However, some changes to this system may be more readily feasible than others, she pointed out.
“Among those may be FDA efforts to make explicit and easily accessible for patients, their clinicians, and others what is known and what is not known about the clinical benefits of newly approved, highly priced cancer drugs,” Wagner told Medscape Medical News. “Such efforts could start with consistent documentation of overall survival information in FDA-approved labeling as we have suggested, and clear visual alerts in labels of limited evidence underlying accelerated approvals akin to black box warnings.”
Documented Survival Benefit Lacking
In this study, Wagner and colleagues focused on 44 oral targeted cancer drugs.
More than three quarters of the drugs (n = 34, 77.3%) were approved with the support of at least one randomized controlled trial for at least one indication. The other 10 drugs (22.7%) were approved on the basis of single-arm studies or noncomparative trials alone.
However, only 11 drugs (25%) had documented, statistically significant overall survival benefit for at least one indication, and only 4 drugs (9%) had overall survival as the primary endpoint in a pivotal randomized controlled trial.
Among the top 20 dugs (by spending), only one was not backed by a pivotal randomized controlled trial but 13 lacked survival data. Within this group, 15 drugs had orphan drug designations, and 6 were granted breakthrough therapy designation, 10 had been approved under fast track, 15 drugs under priority review, and 8 drugs under accelerated approval pathways.
“Patients may not be aware of what is known and what is not known about a new cancer medicine, both in terms of benefits and risks,” cautioned Wagner. “More research is needed on the extent to which patients, clinicians, and the public understand what is known and what is not known about the clinical benefits of newly approved cancer drugs and the tradeoffs of individual and societal spending on drugs without documented overall survival benefit.”
Strategies Available to Slow the Trend
Approached for comment on the new studies, Aaron Mitchell, MD, a medical oncologist at Memorial Sloan Kettering Cancer Center in New York City, outlined the issues.
“There are two sides of the coin — the high prices and the generally unimpressive effectiveness,” he said. “There are approaches that would deal with one or the other of these, or both together.”
Strategies that would at least stem the tide of rising prices have already been discussed. “One of them would be to allow Medicare to negotiate drug prices,” he told Medscape Medical News. “Unfortunately this is politically difficult because of the power of the pharmaceutical industry lobby.”
Another approach would be to decouple FDA approval and Medicare coverage. “Right now, every cancer drug that the FDA approves, Medicare is required to pay for at whatever price pharma decides to set,” Mitchell noted. “If Medicare were allowed to say ‘thanks but no thanks’ to excessively expensive drugs — even FDA-approved ones — then the drug industry would have to lower their prices in response.”
As far as the issue of drug effectiveness, the easy solution here is just to raise the standards for FDA approval, he pointed out. At present, accelerated approvals are granted on surrogate endpoints such as response rates, without the drug having documented clinical benefit such as improved progression-free or overall survival.
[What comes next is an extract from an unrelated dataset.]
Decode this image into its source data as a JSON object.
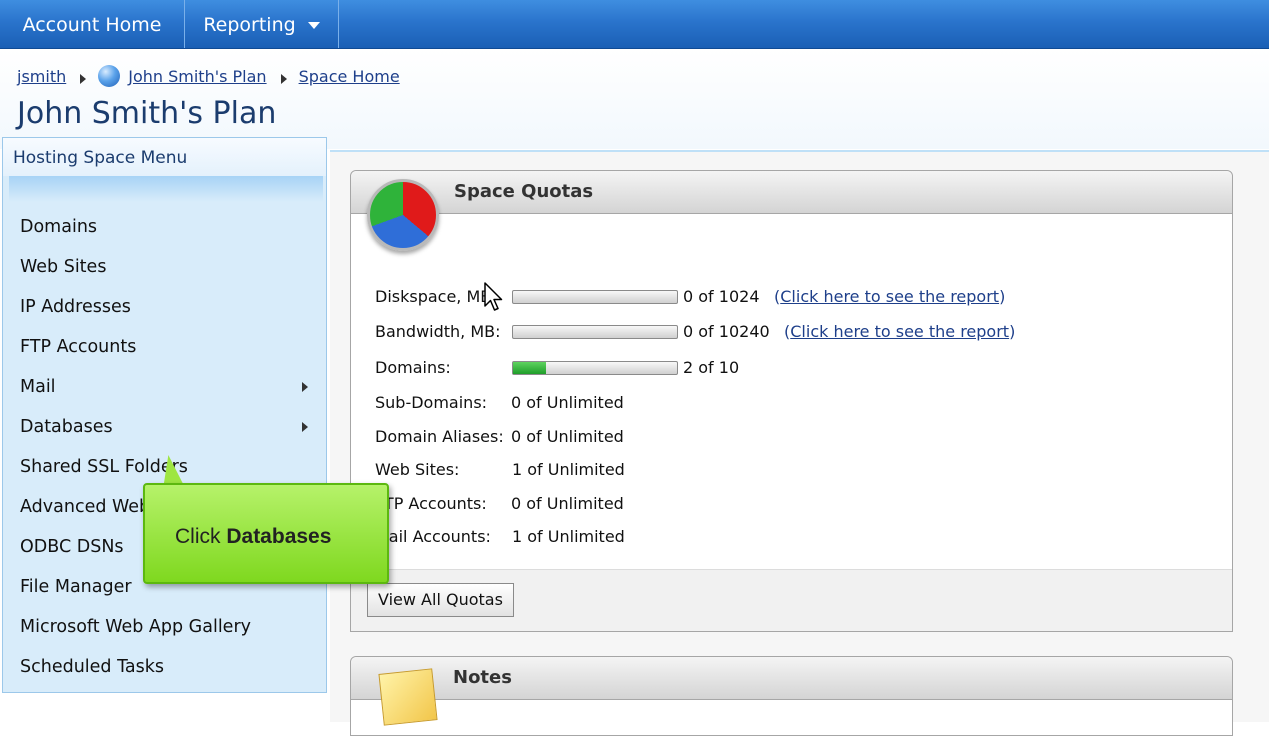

“Critics of this approach fear that raising the bar for approval would cause us to ‘miss’ game-changer drugs, but this is backwards thinking,” Mitchell said. “Truly game-changing drugs will meet any bar, including improving overall survival. But by lowering the bar, we do not get more game-changers, we just get more of the marginal drugs that can only meet that lower bar.”
No outside funding was reported for the study. Wagner disclosed that her work is partly funded by the American Cancer Society, and she reported receiving grants from the American Cancer Society outside the submitted work. Several co-authors report relationships with industry as noted in the paper. Mitchell has disclosed no relevant financial relationships.
JAMA Intern Med. Published online October 18, 2021. Abstract